The third edition of Learn Togetherness, a Kolkata Centre for Creativity initiative, curated by interdisciplinary artist Sujoy Prasad Chatterjee, opened up to a hearty reception at the cultural center near EM Bypass, recently. With the theme being “What is in our gait? The Performative and Queer”, this edition aims to initiate a dialogue on “the aspect of the performative (if any) in the LGBTIQKA++ community”.
The inaugural ceremony witnessed a hard-hitting performance delivered by contemporary dancer, Sangram Mukhopadhyay, challenging the norms of binary that the society lives in unfortunately while mostly staying dismissive of the beings who are non-binary. Mukhopadhyay’s choreography piece was followed by a freewheeling discussion “Why do we need the boxes?”. Moderated by Sujoy, the conversation saw very interesting perspectives come out of panelists, including activist Bappaditya Mukhopadhyay, adman Kanchan Datta, actor Solanki Roy and poet-scholar Abhirop Mukhopadhyay. The discussion touched upon some very crucial points, with Bappaditya steering the discussion ahead with his important observation on why we need boxes at all — are they required to create “a stand, a community and human rights”? Solanki shared how she has often been disappointed by the judgemental ones in the tinsel town who do not approve of her having a “mind”. Abhirop struck a chord with the audience as he read out an emotional monologue of a lesbian woman wherein she talks about her gender fluidity and her disappointment from the society.

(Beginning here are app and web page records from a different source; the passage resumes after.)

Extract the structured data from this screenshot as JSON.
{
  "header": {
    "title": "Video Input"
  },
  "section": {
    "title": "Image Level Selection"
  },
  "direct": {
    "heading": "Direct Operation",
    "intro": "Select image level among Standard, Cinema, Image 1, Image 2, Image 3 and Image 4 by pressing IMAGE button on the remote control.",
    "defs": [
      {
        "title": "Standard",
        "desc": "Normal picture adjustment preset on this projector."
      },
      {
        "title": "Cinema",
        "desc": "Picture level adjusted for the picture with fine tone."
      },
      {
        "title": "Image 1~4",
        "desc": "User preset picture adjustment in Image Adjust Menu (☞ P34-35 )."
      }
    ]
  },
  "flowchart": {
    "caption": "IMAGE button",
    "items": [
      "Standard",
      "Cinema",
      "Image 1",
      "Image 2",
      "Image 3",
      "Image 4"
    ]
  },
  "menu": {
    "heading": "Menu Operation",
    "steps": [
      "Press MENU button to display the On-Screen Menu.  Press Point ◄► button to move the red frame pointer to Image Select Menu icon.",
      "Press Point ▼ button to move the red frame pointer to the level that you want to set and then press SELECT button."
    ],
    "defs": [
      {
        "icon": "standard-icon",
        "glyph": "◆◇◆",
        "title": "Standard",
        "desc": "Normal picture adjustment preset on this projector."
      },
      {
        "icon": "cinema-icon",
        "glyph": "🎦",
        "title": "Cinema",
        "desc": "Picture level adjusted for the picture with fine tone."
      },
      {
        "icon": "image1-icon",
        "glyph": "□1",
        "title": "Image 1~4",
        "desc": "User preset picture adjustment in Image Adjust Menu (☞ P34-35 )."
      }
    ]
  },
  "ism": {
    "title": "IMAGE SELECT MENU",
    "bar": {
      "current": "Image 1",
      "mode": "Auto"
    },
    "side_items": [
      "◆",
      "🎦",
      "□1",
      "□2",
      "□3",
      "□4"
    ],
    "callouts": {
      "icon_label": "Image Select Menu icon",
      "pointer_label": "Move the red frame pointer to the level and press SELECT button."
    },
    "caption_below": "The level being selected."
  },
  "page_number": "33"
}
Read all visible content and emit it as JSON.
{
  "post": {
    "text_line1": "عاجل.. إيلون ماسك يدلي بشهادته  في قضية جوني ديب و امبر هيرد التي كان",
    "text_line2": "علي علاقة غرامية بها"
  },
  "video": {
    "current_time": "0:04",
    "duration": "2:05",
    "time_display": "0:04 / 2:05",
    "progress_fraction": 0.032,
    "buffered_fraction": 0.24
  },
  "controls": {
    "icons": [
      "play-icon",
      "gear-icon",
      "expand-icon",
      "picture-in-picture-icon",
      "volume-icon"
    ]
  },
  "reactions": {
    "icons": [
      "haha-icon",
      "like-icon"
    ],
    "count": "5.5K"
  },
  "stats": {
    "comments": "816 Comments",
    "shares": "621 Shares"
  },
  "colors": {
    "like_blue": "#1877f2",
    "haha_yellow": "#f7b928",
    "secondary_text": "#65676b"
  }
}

Kanchan Datta highlighted the need for battling the boxes society creates for us and also shared from his own experience how he has helped break the glass ceiling by transforming orthodox workplaces and bringing in the vivid light of the wide spectrum of diverse gender identities.
Author Sreemoyee Piu Kundu, activist Ruchi Gupta, stylist-designer Neel Saha and visual artist, Siddharth Shivkumar graced the occasion.
“I am happy that the conversations were real and this entire festival should be able to disrupt a diaspora to create dialogues,” said Sujoy Prasad Chatterjee.